The most recent irony in the medical information technology space is that the next round of enforcement audits may focus on insufficient sharing of medical information, rather than health data breaches. The federal government, under the HITECH Act (Health Information Technology for Economic and Clinical Health) of 2009, provided financial incentives totaling $27 billion for healthcare providers that treat patients under Medicaid and Medicare plans to adopt electronic health records (EHR) systems. The criteria under which an eligible hospital or medical professional could receive these funds were set forth in a regulation known as the Meaningful Use Rule. The ability to share patient data with other healthcare providers, to enhance coordination of care, was a key element of these criteria. Yet, few organizations have this capacity, placing practitioners at risk of penalties by the federal Office of the Inspector General of the Centers for Medicare and Medicaid Services (CMS).

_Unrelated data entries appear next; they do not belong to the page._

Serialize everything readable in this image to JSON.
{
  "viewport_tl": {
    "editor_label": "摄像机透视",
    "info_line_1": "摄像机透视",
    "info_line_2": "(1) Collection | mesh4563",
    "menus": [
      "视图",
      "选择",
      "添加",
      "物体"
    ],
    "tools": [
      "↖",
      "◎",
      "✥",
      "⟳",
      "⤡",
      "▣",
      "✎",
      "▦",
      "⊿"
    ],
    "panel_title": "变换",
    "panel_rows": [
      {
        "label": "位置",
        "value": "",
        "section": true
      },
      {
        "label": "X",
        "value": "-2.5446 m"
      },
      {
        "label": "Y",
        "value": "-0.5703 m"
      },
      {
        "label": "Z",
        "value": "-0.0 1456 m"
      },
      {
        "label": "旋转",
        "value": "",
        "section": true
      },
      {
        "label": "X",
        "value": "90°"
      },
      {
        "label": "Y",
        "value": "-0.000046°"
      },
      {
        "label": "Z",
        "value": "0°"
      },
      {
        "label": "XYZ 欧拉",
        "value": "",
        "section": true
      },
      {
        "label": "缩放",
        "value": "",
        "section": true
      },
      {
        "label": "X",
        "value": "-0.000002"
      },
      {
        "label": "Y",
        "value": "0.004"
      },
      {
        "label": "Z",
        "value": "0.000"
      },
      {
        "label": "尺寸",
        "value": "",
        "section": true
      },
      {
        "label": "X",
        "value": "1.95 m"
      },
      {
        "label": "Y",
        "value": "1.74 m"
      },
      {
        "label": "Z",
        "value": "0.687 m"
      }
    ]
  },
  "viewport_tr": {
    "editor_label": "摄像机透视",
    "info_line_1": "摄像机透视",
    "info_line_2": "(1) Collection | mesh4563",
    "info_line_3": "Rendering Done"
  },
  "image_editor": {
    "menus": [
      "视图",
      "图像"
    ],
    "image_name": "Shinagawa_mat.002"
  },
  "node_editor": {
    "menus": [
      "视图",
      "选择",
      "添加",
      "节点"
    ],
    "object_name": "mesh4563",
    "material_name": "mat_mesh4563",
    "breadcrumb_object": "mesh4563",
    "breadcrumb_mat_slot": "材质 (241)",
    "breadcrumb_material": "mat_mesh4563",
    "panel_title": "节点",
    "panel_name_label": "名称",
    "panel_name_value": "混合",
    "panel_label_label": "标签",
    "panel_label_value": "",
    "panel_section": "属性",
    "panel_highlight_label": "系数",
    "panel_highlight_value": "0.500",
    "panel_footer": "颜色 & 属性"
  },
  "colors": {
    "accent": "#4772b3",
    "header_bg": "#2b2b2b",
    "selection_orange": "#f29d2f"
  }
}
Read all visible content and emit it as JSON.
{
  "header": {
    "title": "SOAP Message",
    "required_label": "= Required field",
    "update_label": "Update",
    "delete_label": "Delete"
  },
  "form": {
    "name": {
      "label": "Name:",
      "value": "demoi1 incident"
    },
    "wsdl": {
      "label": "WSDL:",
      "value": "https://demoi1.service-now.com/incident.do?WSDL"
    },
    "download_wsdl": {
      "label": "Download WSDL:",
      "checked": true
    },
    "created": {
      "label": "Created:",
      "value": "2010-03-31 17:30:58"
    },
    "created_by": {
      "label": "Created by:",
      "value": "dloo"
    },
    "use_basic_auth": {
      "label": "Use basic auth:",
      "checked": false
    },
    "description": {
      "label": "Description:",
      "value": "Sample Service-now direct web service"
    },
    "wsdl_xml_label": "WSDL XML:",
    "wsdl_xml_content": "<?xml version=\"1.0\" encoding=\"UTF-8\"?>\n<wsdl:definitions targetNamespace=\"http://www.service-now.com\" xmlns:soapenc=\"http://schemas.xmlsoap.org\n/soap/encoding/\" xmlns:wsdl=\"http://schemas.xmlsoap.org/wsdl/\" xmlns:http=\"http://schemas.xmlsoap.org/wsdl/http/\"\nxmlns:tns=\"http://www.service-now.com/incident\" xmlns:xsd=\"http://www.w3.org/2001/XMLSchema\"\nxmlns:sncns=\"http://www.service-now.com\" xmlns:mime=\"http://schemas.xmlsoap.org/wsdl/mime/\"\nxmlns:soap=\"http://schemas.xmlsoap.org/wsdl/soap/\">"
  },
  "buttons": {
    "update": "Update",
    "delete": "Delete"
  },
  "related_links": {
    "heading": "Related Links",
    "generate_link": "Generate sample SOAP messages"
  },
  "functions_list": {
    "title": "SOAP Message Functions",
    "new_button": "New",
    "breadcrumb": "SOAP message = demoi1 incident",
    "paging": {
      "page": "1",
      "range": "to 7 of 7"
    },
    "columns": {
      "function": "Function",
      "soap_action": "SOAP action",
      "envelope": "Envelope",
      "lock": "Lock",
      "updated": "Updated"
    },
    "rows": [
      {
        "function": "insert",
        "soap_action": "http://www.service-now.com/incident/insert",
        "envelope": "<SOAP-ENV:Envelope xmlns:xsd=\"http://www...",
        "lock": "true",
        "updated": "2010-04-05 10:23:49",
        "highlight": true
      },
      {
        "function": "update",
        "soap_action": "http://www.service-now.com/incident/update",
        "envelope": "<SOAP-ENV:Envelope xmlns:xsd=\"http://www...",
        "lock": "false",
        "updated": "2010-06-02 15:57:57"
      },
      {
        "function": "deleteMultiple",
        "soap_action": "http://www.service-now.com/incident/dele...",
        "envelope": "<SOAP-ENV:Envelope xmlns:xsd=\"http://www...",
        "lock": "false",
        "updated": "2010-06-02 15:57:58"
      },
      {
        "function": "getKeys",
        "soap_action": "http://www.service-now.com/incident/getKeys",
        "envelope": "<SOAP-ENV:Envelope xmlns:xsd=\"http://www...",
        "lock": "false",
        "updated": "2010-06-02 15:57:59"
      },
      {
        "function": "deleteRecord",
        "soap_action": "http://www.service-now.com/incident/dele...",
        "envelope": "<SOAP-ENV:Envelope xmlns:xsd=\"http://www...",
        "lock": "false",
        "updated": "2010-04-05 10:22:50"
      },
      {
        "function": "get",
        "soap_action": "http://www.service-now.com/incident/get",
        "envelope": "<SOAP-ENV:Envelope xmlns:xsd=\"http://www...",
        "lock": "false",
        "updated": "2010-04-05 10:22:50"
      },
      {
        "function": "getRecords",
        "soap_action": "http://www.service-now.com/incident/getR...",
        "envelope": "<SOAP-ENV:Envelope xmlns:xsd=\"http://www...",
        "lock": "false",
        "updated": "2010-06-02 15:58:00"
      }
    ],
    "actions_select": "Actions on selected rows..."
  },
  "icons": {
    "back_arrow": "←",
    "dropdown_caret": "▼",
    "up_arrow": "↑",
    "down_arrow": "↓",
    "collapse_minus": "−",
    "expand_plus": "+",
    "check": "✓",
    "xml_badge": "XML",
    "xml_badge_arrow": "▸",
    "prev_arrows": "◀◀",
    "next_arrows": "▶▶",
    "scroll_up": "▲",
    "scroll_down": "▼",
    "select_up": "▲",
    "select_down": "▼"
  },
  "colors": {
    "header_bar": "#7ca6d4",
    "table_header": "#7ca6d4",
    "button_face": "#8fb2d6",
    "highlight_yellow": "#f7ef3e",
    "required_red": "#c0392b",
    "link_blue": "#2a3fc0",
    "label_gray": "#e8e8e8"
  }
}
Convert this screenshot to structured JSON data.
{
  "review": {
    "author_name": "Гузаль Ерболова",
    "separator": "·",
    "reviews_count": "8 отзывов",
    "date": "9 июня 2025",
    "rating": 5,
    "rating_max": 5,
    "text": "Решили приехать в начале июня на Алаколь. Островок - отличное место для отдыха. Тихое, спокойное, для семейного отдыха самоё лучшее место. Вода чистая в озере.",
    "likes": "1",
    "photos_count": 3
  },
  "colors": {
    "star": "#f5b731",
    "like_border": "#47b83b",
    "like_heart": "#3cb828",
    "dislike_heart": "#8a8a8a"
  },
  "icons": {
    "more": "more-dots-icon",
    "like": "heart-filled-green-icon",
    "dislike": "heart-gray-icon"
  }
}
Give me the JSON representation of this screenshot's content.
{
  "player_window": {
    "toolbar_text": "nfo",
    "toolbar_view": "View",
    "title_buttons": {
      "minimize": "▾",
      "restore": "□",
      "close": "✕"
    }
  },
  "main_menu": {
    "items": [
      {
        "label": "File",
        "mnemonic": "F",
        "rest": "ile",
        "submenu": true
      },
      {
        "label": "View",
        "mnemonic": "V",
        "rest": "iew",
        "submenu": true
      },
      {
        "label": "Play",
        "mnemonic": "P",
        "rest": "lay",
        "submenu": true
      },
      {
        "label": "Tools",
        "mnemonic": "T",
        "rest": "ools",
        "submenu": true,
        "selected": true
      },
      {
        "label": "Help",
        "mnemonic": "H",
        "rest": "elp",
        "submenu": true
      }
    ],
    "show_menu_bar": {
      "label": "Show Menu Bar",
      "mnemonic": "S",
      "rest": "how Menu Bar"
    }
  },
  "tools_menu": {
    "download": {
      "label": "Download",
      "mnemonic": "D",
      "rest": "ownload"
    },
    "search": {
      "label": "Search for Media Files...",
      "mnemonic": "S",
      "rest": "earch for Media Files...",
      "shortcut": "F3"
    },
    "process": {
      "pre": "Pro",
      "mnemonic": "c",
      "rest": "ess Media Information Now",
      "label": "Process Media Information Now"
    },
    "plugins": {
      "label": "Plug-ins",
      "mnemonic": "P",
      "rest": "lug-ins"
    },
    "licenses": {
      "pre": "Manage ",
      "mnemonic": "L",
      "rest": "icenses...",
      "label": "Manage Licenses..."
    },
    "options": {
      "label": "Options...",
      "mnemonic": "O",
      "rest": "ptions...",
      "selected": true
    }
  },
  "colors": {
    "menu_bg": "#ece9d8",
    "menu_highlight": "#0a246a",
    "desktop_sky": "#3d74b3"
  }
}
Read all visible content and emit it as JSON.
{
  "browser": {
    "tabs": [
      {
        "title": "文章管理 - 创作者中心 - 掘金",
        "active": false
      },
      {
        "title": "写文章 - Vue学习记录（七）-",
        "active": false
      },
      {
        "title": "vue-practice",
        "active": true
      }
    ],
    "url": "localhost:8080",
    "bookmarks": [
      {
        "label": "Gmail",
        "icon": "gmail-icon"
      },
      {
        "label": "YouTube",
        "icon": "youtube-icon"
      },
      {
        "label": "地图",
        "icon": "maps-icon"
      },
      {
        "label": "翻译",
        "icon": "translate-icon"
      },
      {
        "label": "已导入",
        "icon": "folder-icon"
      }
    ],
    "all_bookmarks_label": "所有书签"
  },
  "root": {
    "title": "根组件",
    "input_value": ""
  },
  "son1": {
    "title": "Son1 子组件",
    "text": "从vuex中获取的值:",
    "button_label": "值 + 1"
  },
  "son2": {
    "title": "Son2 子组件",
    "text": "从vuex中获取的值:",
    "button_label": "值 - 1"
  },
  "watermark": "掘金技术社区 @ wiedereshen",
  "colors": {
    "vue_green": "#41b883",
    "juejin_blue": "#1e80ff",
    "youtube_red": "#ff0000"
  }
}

Rigorous health information exchange is a key requirement in Stage 2 of the Meaningful Use Rule. Yet, as reported by The New York Time on October 1, 2014, many caregivers report that their EHR systems lack the means to connect with the EHR systems of caregivers to which a patient’s care may be transferred. The Times investigation indicates that certain systems providers may have designed their platforms to deliberately restrict sharing of patient data with systems of competing EHR vendors.
The CMS Office of the Inspector General has begun auditing caregivers for Meaningful Use compliance. If auditors find an inability to share electronic patient information with caregivers outside the organization penalties may be assessed against the medical practice or hospital, not against the EHR vendor, even if the lack of connectivity was deliberately built into the system by the vendor. Practices and hospitals should review their systems to ascertain if they can share data as required and, if not, should immediately take steps to enable sharing for patient care so as to avoid a potential violation of the Meaningful Use Rule requirements, investigation, or fine.
If you have questions regarding EHR implementation or Meaningful Use Rule compliance, please contact Kenneth N. Rashbaum.